The Pentagon readout suggests that Dr. Chase lectured the Chinese side on a number of matters including on the importance of military-to-military communication and stressed that the U.S. military “will continue to fly, sail, and operate safely and responsibly wherever international law allows; and underscored that the U.S. commitment to our allies in the Indo-Pacific and globally remains ironclad.” Chase also “underscored the importance of respect for high seas freedom of navigation guaranteed under international law in light of repeated P.R.C. harassment against lawfully operating Philippine vessels in the South China Sea,” the readout continues. “He also discussed Russia’s unprovoked war against Ukraine and expressed concerns about recent provocations from the Democratic People’s Republic of Korea.” Chase also claimed that the U.S. remained committed to the one China policy with respect to Taiwan.
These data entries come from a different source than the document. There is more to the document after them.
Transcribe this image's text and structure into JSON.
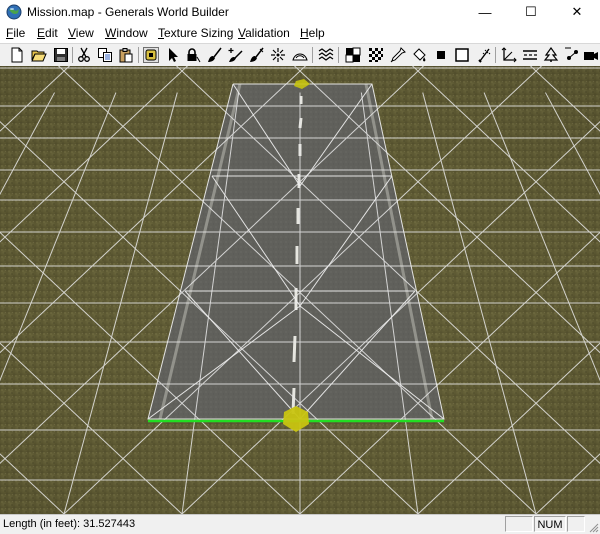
{
  "window": {
    "title": "Mission.map - Generals World Builder",
    "minimize_glyph": "—",
    "maximize_glyph": "☐",
    "close_glyph": "✕"
  },
  "menu": {
    "items": [
      {
        "pre": "",
        "u": "F",
        "post": "ile"
      },
      {
        "pre": "",
        "u": "E",
        "post": "dit"
      },
      {
        "pre": "",
        "u": "V",
        "post": "iew"
      },
      {
        "pre": "",
        "u": "W",
        "post": "indow"
      },
      {
        "pre": "",
        "u": "T",
        "post": "exture Sizing"
      },
      {
        "pre": "",
        "u": "V",
        "post": "alidation"
      },
      {
        "pre": "",
        "u": "H",
        "post": "elp"
      }
    ]
  },
  "toolbar": {
    "icons": [
      "new-file-icon",
      "open-folder-icon",
      "save-icon",
      "cut-icon",
      "copy-icon",
      "paste-icon",
      "object-properties-icon",
      "select-pointer-icon",
      "lock-icon",
      "brush-icon",
      "add-brush-icon",
      "feather-brush-icon",
      "smooth-brush-icon",
      "plateau-icon",
      "ramp-icon",
      "water-waves-icon",
      "tile-pattern-icon",
      "checker-pattern-icon",
      "eyedropper-icon",
      "paint-bucket-icon",
      "black-square-icon",
      "white-square-icon",
      "scorch-brush-icon",
      "axis-icon",
      "road-tool-icon",
      "tree-icon",
      "waypoint-icon",
      "camera-icon"
    ]
  },
  "status": {
    "message": "Length (in feet): 31.527443",
    "num_indicator": "NUM"
  },
  "colors": {
    "terrain": "#5f5a35",
    "road": "#4b4b46",
    "grid": "#e8e8e8",
    "selection_edge": "#22dd22",
    "handle": "#c8c410"
  }
}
The Chinese readout was equally strident. It reported that China is willing to develop sound U.S.-China military relations but that “the U.S. side needs to take seriously China’s concerns and do more things that contribute to the growth of the mil-mil relationship.” The Chinese side also made clear in no uncertain terms that “China will not make any concession or compromise on the Taiwan question and demanded that the U.S. side abide by the one-China principle, honor relevant commitments, stop arming Taiwan, and not support Taiwan independence.” The readout also called on the U.S. to stop provocations in the South China Sea and respect China’s core interests.